Don't want Amazon boxes sitting on the porch? The company hopes you'll let a stranger inside to drop them off.
Amazon said Wednesday it will launch a service called Amazon Key next month that will let people allow the door to be unlocked when they're not there so packages can be left inside.
The proposal drew plenty of humorous reactions on social media, as well as concerns about safety or delivery employees being mistaken for intruders. Amazon said the drivers would be well-vetted, while one expert said the company has built up trust with customers and younger customers were more likely to try it out.
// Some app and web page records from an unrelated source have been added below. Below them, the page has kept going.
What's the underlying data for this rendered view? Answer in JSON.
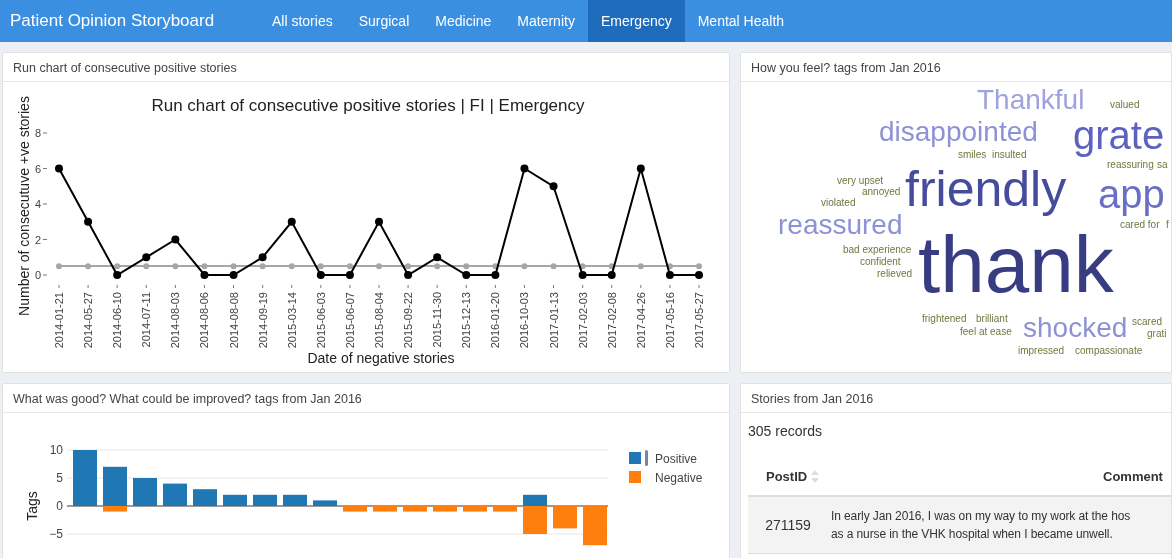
{
  "navbar": {
    "title": "Patient Opinion Storyboard",
    "tabs": [
      {
        "label": "All stories",
        "selected": false
      },
      {
        "label": "Surgical",
        "selected": false
      },
      {
        "label": "Medicine",
        "selected": false
      },
      {
        "label": "Maternity",
        "selected": false
      },
      {
        "label": "Emergency",
        "selected": true
      },
      {
        "label": "Mental Health",
        "selected": false
      }
    ]
  },
  "run_chart_panel": {
    "header": "Run chart of consecutive positive stories",
    "chart_data": {
      "type": "line",
      "title": "Run chart of consecutive positive stories | FI | Emergency",
      "xlabel": "Date of negative stories",
      "ylabel": "Number of consecutuve +ve stories",
      "categories": [
        "2014-01-21",
        "2014-05-27",
        "2014-06-10",
        "2014-07-11",
        "2014-08-03",
        "2014-08-06",
        "2014-08-08",
        "2014-09-19",
        "2015-03-14",
        "2015-06-03",
        "2015-06-07",
        "2015-08-04",
        "2015-09-22",
        "2015-11-30",
        "2015-12-13",
        "2016-01-20",
        "2016-10-03",
        "2017-01-13",
        "2017-02-03",
        "2017-02-08",
        "2017-04-26",
        "2017-05-16",
        "2017-05-27"
      ],
      "series": [
        {
          "color": "#000000",
          "marker": true,
          "values": [
            6,
            3,
            0,
            1,
            2,
            0,
            0,
            1,
            3,
            0,
            0,
            3,
            0,
            1,
            0,
            0,
            6,
            5,
            0,
            0,
            6,
            0,
            0
          ]
        },
        {
          "color": "#a6a6a6",
          "marker": true,
          "values": [
            0.5,
            0.5,
            0.5,
            0.5,
            0.5,
            0.5,
            0.5,
            0.5,
            0.5,
            0.5,
            0.5,
            0.5,
            0.5,
            0.5,
            0.5,
            0.5,
            0.5,
            0.5,
            0.5,
            0.5,
            0.5,
            0.5,
            0.5
          ]
        }
      ],
      "ylim": [
        0,
        8
      ],
      "yticks": [
        0,
        2,
        4,
        6,
        8
      ]
    }
  },
  "word_cloud_panel": {
    "header": "How you feel? tags from Jan 2016",
    "words": [
      {
        "text": "Thankful"
      },
      {
        "text": "valued"
      },
      {
        "text": "disappointed"
      },
      {
        "text": "smiles"
      },
      {
        "text": "insulted"
      },
      {
        "text": "grate"
      },
      {
        "text": "reassuring"
      },
      {
        "text": "sa"
      },
      {
        "text": "very upset"
      },
      {
        "text": "annoyed"
      },
      {
        "text": "violated"
      },
      {
        "text": "friendly"
      },
      {
        "text": "app"
      },
      {
        "text": "reassured"
      },
      {
        "text": "bad experience"
      },
      {
        "text": "confident"
      },
      {
        "text": "relieved"
      },
      {
        "text": "thank"
      },
      {
        "text": "cared for"
      },
      {
        "text": "f"
      },
      {
        "text": "frightened"
      },
      {
        "text": "brilliant"
      },
      {
        "text": "shocked"
      },
      {
        "text": "scared"
      },
      {
        "text": "feel at ease"
      },
      {
        "text": "impressed"
      },
      {
        "text": "compassionate"
      },
      {
        "text": "grati"
      }
    ]
  },
  "tags_panel": {
    "header": "What was good? What could be improved? tags from Jan 2016",
    "chart_data": {
      "type": "bar",
      "ylabel": "Tags",
      "stacked": true,
      "series": [
        {
          "name": "Positive",
          "color": "#1f77b4",
          "values": [
            10,
            7,
            5,
            4,
            3,
            2,
            2,
            2,
            1,
            0,
            0,
            0,
            0,
            0,
            0,
            2,
            0,
            0
          ]
        },
        {
          "name": "Negative",
          "color": "#ff7f0e",
          "values": [
            0,
            -1,
            0,
            0,
            0,
            0,
            0,
            0,
            0,
            -1,
            -1,
            -1,
            -1,
            -1,
            -1,
            -5,
            -4,
            -7
          ]
        }
      ],
      "ylim": [
        -7,
        10
      ],
      "grid": true,
      "yticks": [
        {
          "value": -5,
          "label": "−5"
        },
        0,
        5,
        10
      ]
    }
  },
  "stories_panel": {
    "header": "Stories from Jan 2016",
    "record_count": "305 records",
    "columns": [
      "PostID",
      "Comment"
    ],
    "rows": [
      {
        "post_id": "271159",
        "comment": "In early Jan 2016, I was on my way to my work at the hos\nas a nurse in the VHK hospital when I became unwell."
      }
    ]
  }
}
An in-home delivery program also falls in line with Amazon's strategy of trying to make shopping with it so convenient that consumers don't think about buying elsewhere. And with the option requiring a specific camera that it sells, the move helps Amazon tie customers even closer to its gadgets as well as the items it delivers.
Customers who want to use the service would need to be Amazon Prime members and would have to buy a camera and a Wi-Fi-connected lock from the Seattle-based company that starts at $250. Shoppers will then be able to choose in-home delivery as an option in the Amazon app.
When the delivery person shows up, they will knock first and scan the package. Amazon will make sure the person is at the right home and unlock the door. No codes or keys are needed, and the indoor camera will record the in-home delivery. The Amazon Cloud Cam also lets users watch a livestream or recorded video on Amazon's Fire tablet, Fire TV or its voice-activated Echo devices that have a video screen.
The service is likely to be more of a hit with younger families, said Timothy Carone, an associate teaching professor at University of Notre Dame's Mendoza College of Business. He said millennials are already comfortable posting photos and their whereabouts on Facebook, Instagram and other social media.
"They're less concerned about privacy than older generations are," Carone said.
Walmart is testing a similar service in California's Silicon Valley, which lets delivery people drop off packages or stock the fridge with groceries bought from Walmart.com. The delivery person is given a one-time code to open the door and Walmart said customers will get an alert on their smartphones when someone enters.
For Amazon, the in-home delivery service helps it enter the fast-growing home security camera market, competing with Google's Nest cameras, said Martin Garner, a device and internet analyst at CCS Insight. Tying the camera in with the in-home delivery service gives people a reason to buy it, said Garner.
"They've been on a mission to do this," said Garner.
Amazon.com Inc. said in-home delivery will be available Nov. 8 in 37 cities, including Atlanta, Cleveland and Denver. The company says the service is covered by the Amazon Key Happiness Guarantee, which applies to delivery issues, property damage or theft. And Amazon said the deliveries are carried out by drivers who are vetted with background checks and driving record reviews.
The company said the smart lock can also be used to let in out-of-town guests who want to make themselves at home. And in the coming months, it can be used to grant access to housekeepers to scrub the kitchen or dog walkers to take your furry friend for a stroll.
But for package deliveries, you may need to keep your dogs and cats a bit contained: Amazon doesn't recommend using the in-home delivery service if pets can get to the front door on delivery day.